What to do.
Copy each line below that contains "screenshot".

..............................

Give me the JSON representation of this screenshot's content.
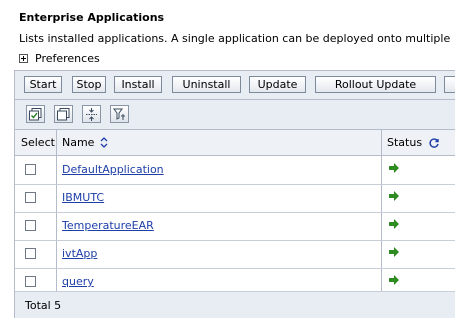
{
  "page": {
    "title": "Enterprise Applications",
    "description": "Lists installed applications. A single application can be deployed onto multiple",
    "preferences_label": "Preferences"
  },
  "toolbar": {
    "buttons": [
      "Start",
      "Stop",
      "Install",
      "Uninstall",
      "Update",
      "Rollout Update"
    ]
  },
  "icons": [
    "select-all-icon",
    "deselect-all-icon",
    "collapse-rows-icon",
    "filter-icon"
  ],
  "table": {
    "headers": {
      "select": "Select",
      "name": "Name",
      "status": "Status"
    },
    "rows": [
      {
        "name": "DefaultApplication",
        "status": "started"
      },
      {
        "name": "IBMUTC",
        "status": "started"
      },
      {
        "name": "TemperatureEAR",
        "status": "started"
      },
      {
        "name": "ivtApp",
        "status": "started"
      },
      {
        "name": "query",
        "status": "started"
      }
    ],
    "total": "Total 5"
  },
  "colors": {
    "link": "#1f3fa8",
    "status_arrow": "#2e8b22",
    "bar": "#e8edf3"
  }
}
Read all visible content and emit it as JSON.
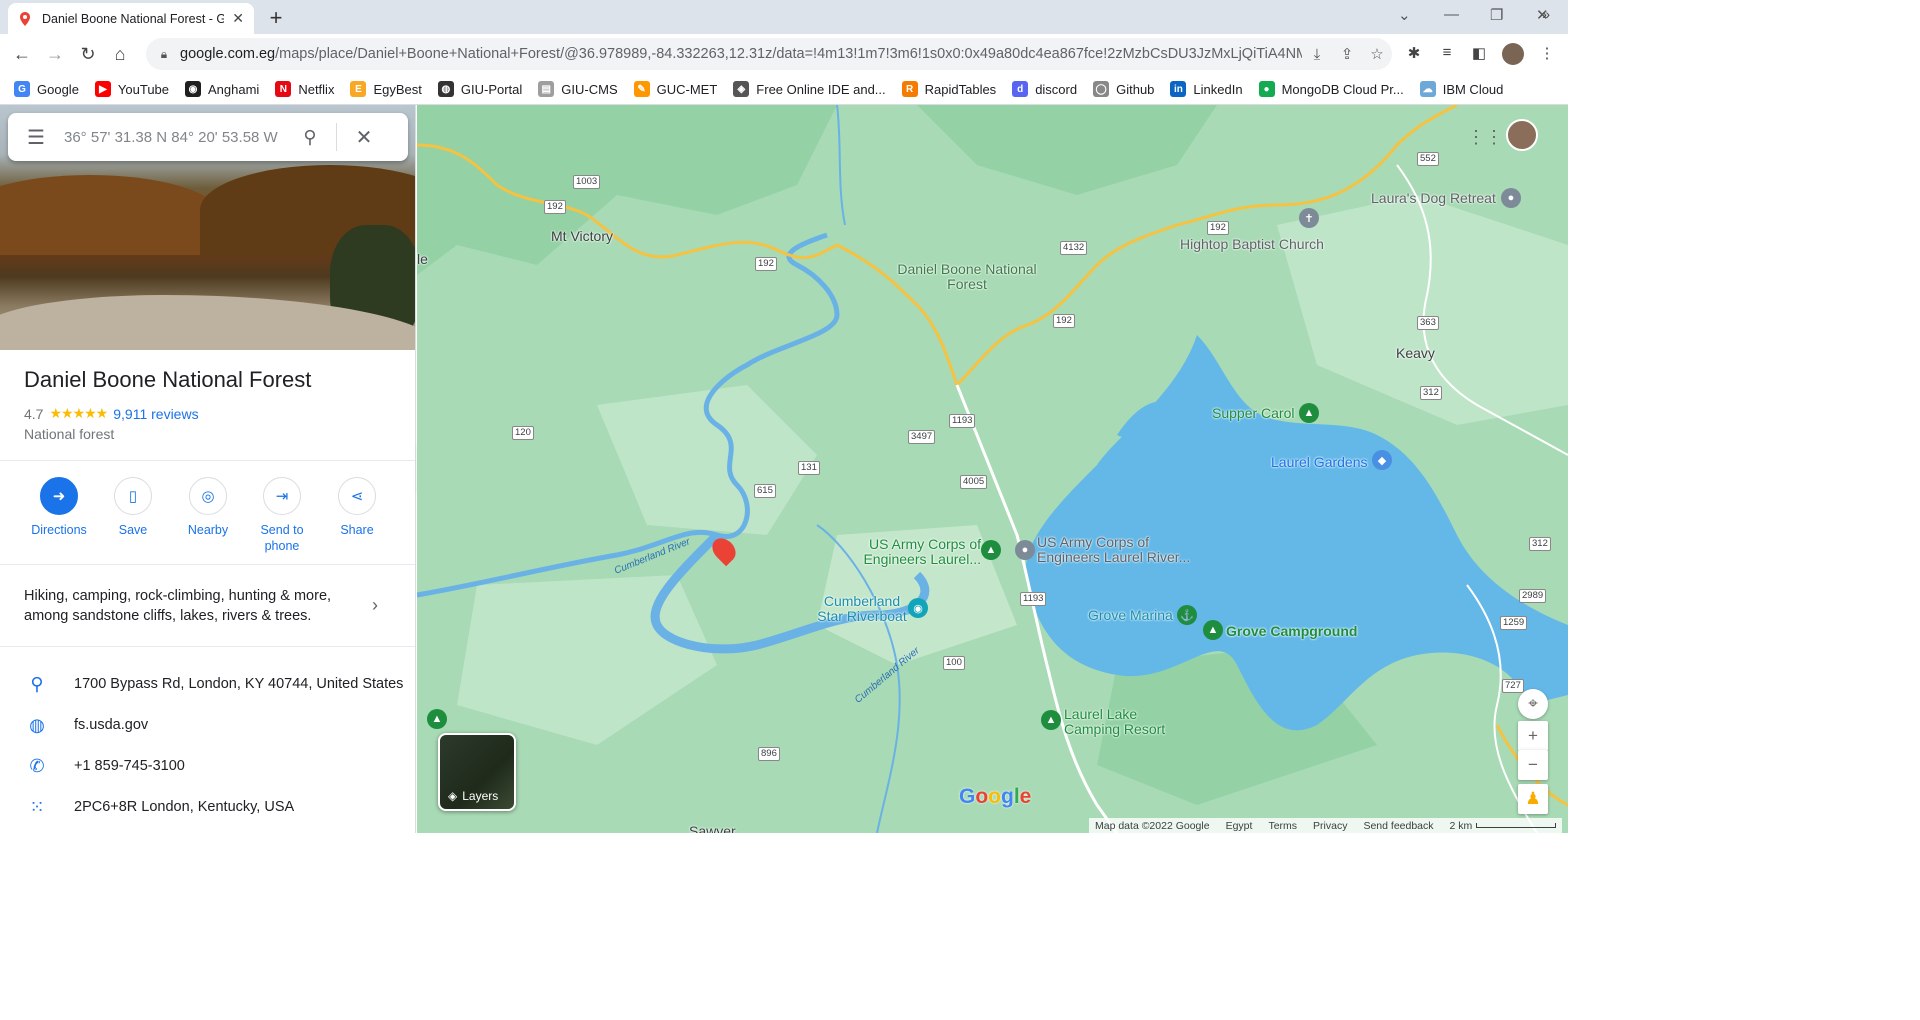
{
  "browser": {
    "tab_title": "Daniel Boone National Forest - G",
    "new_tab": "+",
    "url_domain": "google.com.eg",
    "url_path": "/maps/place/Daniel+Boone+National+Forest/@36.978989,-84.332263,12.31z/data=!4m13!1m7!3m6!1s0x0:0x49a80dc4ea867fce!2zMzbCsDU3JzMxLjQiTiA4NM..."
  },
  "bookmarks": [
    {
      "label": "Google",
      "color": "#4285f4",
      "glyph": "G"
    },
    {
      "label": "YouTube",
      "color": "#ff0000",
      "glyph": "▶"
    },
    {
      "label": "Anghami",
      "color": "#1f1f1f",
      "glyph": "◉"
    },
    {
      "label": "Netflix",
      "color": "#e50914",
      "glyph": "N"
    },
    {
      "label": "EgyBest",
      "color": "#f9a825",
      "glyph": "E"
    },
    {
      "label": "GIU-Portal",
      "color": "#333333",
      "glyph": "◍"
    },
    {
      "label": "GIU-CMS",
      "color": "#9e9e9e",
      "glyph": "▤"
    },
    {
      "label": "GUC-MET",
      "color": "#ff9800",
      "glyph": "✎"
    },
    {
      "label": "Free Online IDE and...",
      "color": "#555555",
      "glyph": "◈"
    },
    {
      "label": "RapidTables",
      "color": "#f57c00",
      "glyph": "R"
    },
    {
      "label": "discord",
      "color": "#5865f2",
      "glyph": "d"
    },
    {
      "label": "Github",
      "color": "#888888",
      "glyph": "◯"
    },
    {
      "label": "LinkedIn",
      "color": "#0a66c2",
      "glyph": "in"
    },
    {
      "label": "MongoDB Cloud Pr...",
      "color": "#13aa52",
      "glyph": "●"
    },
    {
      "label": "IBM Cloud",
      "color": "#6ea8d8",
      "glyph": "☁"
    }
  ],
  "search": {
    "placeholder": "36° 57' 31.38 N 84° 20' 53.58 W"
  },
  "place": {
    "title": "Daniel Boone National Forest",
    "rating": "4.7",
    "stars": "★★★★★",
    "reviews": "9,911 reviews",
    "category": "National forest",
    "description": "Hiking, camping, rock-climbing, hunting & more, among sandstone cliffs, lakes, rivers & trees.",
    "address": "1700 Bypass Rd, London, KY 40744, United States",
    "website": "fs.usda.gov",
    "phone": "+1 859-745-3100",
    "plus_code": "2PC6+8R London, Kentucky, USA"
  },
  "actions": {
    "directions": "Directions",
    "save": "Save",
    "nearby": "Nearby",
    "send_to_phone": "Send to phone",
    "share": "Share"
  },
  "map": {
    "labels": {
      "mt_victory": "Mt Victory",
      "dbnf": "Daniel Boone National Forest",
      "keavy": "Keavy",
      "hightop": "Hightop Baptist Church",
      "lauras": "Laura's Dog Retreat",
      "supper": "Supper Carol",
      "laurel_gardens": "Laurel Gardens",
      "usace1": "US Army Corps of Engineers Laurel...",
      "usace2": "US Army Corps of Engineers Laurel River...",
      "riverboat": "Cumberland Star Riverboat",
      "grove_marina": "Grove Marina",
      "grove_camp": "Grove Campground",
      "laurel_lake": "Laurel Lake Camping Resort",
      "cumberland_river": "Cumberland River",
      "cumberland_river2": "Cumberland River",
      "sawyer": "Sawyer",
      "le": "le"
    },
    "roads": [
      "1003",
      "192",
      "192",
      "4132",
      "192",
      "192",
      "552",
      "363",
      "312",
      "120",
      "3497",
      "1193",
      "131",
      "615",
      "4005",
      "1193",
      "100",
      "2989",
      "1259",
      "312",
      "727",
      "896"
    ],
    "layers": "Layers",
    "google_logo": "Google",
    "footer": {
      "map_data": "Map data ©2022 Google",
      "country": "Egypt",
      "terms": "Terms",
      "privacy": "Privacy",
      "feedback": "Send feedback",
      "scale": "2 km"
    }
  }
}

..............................

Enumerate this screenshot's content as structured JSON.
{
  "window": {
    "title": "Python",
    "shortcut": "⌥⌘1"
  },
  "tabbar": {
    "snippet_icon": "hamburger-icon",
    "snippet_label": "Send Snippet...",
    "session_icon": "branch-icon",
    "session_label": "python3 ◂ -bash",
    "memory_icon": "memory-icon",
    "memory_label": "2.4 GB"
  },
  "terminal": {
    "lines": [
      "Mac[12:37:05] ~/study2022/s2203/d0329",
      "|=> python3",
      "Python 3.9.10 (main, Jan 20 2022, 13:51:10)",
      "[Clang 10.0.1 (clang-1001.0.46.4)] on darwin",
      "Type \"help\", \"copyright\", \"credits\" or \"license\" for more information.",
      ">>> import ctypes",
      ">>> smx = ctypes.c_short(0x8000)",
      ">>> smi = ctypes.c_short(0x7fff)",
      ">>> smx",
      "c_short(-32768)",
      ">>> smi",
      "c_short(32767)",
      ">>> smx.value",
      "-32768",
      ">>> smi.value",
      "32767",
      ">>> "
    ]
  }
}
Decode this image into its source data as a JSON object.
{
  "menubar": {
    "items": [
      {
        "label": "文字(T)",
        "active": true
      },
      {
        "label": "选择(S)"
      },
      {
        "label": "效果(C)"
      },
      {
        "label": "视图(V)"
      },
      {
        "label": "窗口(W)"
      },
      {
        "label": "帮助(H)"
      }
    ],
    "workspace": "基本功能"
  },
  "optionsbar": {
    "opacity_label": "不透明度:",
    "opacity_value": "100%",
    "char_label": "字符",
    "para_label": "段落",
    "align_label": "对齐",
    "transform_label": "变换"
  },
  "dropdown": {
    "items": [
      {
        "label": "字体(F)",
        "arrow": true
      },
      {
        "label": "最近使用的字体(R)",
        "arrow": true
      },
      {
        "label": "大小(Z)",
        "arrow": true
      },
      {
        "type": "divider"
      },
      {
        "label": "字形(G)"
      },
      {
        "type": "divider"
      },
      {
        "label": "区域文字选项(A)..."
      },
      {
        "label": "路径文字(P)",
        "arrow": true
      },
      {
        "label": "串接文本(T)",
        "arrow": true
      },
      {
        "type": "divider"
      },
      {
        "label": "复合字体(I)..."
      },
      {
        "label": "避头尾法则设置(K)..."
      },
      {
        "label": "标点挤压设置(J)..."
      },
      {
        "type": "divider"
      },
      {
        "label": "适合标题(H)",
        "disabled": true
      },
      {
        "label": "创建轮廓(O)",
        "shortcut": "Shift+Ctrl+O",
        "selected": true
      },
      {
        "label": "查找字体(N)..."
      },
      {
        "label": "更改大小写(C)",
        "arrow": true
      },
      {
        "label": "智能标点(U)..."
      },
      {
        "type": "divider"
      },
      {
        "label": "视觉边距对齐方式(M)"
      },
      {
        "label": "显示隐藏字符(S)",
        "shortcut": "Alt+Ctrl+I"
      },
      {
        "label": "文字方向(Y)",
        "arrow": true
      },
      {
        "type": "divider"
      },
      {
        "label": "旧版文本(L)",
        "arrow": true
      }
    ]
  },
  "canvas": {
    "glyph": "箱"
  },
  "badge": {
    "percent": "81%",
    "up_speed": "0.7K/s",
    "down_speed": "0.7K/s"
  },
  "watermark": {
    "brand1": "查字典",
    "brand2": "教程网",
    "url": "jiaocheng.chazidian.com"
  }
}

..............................

Expected answer.
Give me the JSON representation of this screenshot's content.
Enumerate this screenshot's content as structured JSON.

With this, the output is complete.